» **REQUIREMENT**
For this exercise, write each entry below out precisely and omit the pictures.

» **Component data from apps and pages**
↓↓↓
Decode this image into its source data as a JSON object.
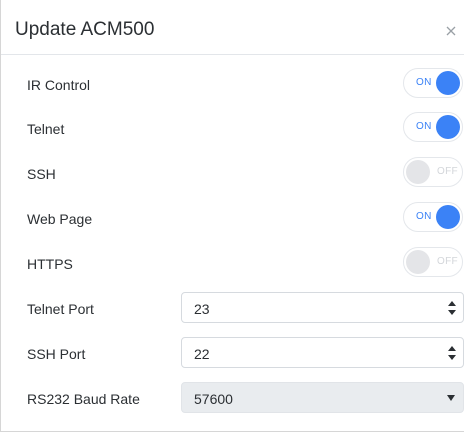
{
  "dialog": {
    "title": "Update ACM500",
    "close_icon": "close-icon"
  },
  "toggles": [
    {
      "label": "IR Control",
      "state": "ON"
    },
    {
      "label": "Telnet",
      "state": "ON"
    },
    {
      "label": "SSH",
      "state": "OFF"
    },
    {
      "label": "Web Page",
      "state": "ON"
    },
    {
      "label": "HTTPS",
      "state": "OFF"
    }
  ],
  "telnet_port": {
    "label": "Telnet Port",
    "value": "23"
  },
  "ssh_port": {
    "label": "SSH Port",
    "value": "22"
  },
  "baud_rate": {
    "label": "RS232 Baud Rate",
    "value": "57600"
  },
  "colors": {
    "accent": "#3b82f6",
    "off_knob": "#e4e5e8"
  }
}
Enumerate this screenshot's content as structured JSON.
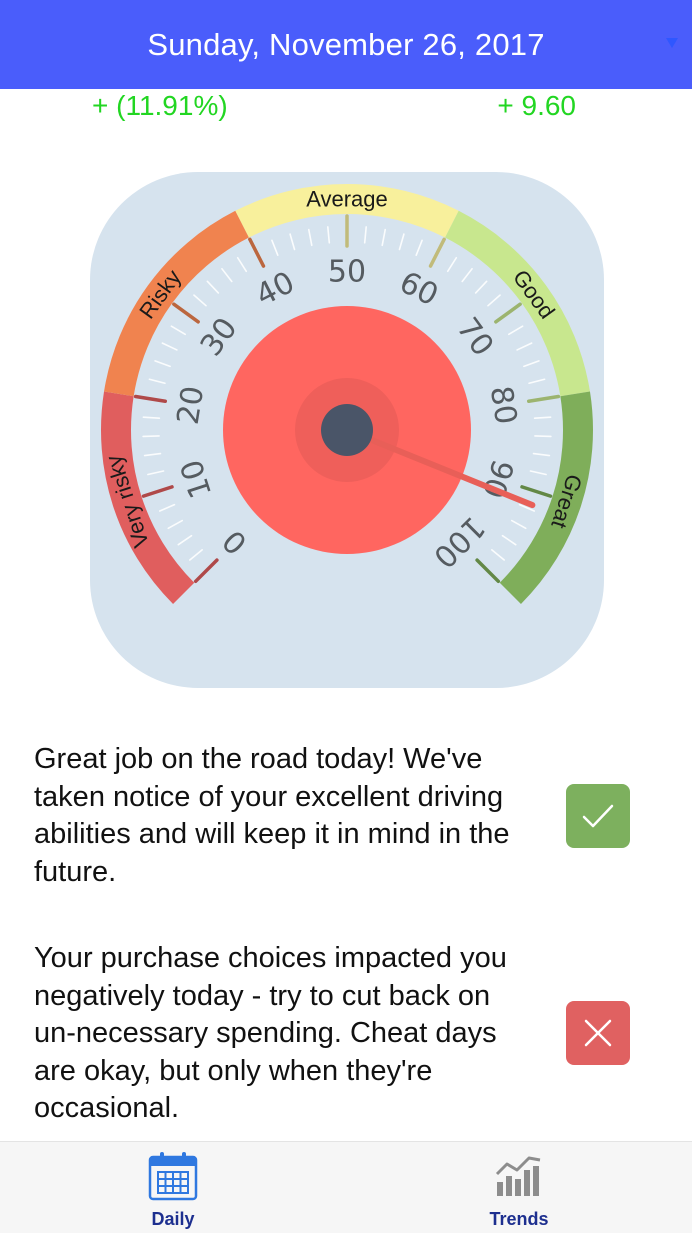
{
  "header": {
    "title": "Sunday, November 26, 2017",
    "caret_icon": "caret-down-icon"
  },
  "summary": {
    "percent_change": "+ (11.91%)",
    "score_change": "+ 9.60",
    "color": "#22d622"
  },
  "gauge": {
    "value": 91.5,
    "min": 0,
    "max": 100,
    "bands": [
      {
        "label": "Very risky",
        "from": 0,
        "to": 20,
        "color": "#e05e5e"
      },
      {
        "label": "Risky",
        "from": 20,
        "to": 40,
        "color": "#f0834f"
      },
      {
        "label": "Average",
        "from": 40,
        "to": 60,
        "color": "#f8f09c"
      },
      {
        "label": "Good",
        "from": 60,
        "to": 80,
        "color": "#c8e78e"
      },
      {
        "label": "Great",
        "from": 80,
        "to": 100,
        "color": "#7fae5a"
      }
    ],
    "tick_labels": [
      "0",
      "10",
      "20",
      "30",
      "40",
      "50",
      "60",
      "70",
      "80",
      "90",
      "100"
    ],
    "dial_color": "#ff6660",
    "hub_color": "#4a5568"
  },
  "messages": [
    {
      "text": "Great job on the road today! We've taken notice of your excellent driving abilities and will keep it in mind in the future.",
      "icon": "checkmark-icon",
      "color": "#7db05e"
    },
    {
      "text": "Your purchase choices impacted you negatively today - try to cut back on un-necessary spending. Cheat days are okay, but only when they're occasional.",
      "icon": "close-icon",
      "color": "#e06161"
    }
  ],
  "tabs": [
    {
      "label": "Daily",
      "icon": "calendar-icon",
      "active": true
    },
    {
      "label": "Trends",
      "icon": "bar-chart-icon",
      "active": false
    }
  ]
}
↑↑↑
» **ANSWER BOX**
Decode this image into its source data as a JSON object.
{
  "dialog": {
    "title": "Update ACM500",
    "close_icon": "close-icon"
  },
  "toggles": [
    {
      "label": "IR Control",
      "state": "ON"
    },
    {
      "label": "Telnet",
      "state": "ON"
    },
    {
      "label": "SSH",
      "state": "OFF"
    },
    {
      "label": "Web Page",
      "state": "ON"
    },
    {
      "label": "HTTPS",
      "state": "OFF"
    }
  ],
  "telnet_port": {
    "label": "Telnet Port",
    "value": "23"
  },
  "ssh_port": {
    "label": "SSH Port",
    "value": "22"
  },
  "baud_rate": {
    "label": "RS232 Baud Rate",
    "value": "57600"
  },
  "colors": {
    "accent": "#3b82f6",
    "off_knob": "#e4e5e8"
  }
}
Enumerate this screenshot's content as structured JSON.
{
  "header": {
    "title": "Sunday, November 26, 2017",
    "caret_icon": "caret-down-icon"
  },
  "summary": {
    "percent_change": "+ (11.91%)",
    "score_change": "+ 9.60",
    "color": "#22d622"
  },
  "gauge": {
    "value": 91.5,
    "min": 0,
    "max": 100,
    "bands": [
      {
        "label": "Very risky",
        "from": 0,
        "to": 20,
        "color": "#e05e5e"
      },
      {
        "label": "Risky",
        "from": 20,
        "to": 40,
        "color": "#f0834f"
      },
      {
        "label": "Average",
        "from": 40,
        "to": 60,
        "color": "#f8f09c"
      },
      {
        "label": "Good",
        "from": 60,
        "to": 80,
        "color": "#c8e78e"
      },
      {
        "label": "Great",
        "from": 80,
        "to": 100,
        "color": "#7fae5a"
      }
    ],
    "tick_labels": [
      "0",
      "10",
      "20",
      "30",
      "40",
      "50",
      "60",
      "70",
      "80",
      "90",
      "100"
    ],
    "dial_color": "#ff6660",
    "hub_color": "#4a5568"
  },
  "messages": [
    {
      "text": "Great job on the road today! We've taken notice of your excellent driving abilities and will keep it in mind in the future.",
      "icon": "checkmark-icon",
      "color": "#7db05e"
    },
    {
      "text": "Your purchase choices impacted you negatively today - try to cut back on un-necessary spending. Cheat days are okay, but only when they're occasional.",
      "icon": "close-icon",
      "color": "#e06161"
    }
  ],
  "tabs": [
    {
      "label": "Daily",
      "icon": "calendar-icon",
      "active": true
    },
    {
      "label": "Trends",
      "icon": "bar-chart-icon",
      "active": false
    }
  ]
}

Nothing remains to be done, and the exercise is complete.